TASK ITEM:
Where does the word "people" appear in the entries below? Copy each line that holds it.

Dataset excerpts
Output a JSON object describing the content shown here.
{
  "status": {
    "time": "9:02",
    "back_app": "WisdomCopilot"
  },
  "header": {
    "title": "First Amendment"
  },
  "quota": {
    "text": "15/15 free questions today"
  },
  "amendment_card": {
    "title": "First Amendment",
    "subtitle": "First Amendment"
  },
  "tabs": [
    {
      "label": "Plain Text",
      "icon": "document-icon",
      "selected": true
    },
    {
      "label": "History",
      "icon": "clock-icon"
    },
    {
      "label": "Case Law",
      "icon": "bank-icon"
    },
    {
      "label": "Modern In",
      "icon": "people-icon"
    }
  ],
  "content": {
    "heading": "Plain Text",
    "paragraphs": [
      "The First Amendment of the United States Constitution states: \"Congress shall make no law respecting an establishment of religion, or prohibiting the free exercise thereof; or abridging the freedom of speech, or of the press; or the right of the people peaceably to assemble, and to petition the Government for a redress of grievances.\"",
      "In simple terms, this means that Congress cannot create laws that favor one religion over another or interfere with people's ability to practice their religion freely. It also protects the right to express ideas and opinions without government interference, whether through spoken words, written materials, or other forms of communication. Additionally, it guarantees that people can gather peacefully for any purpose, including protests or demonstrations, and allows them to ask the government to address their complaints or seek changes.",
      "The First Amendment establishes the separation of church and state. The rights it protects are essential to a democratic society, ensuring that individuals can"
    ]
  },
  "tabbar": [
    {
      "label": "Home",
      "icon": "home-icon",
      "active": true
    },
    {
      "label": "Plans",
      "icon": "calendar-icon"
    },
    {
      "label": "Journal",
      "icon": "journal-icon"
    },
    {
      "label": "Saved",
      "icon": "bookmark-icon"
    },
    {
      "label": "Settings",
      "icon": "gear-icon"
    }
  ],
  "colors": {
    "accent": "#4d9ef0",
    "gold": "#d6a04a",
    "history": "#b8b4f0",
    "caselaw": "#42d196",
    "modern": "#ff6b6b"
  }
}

EXERCISE RESULT:
      "icon": "people-icon"
      "The First Amendment of the United States Constitution states: \"Congress shall make no law respecting an establishment of religion, or prohibiting the free exercise thereof; or abridging the freedom of speech, or of the press; or the right of the people peaceably to assemble, and to petition the Government for a redress of grievances.\"",
      "In simple terms, this means that Congress cannot create laws that favor one religion over another or interfere with people's ability to practice their religion freely. It also protects the right to express ideas and opinions without government interference, whether through spoken words, written materials, or other forms of communication. Additionally, it guarantees that people can gather peacefully for any purpose, including protests or demonstrations, and allows them to ask the government to address their complaints or seek changes.",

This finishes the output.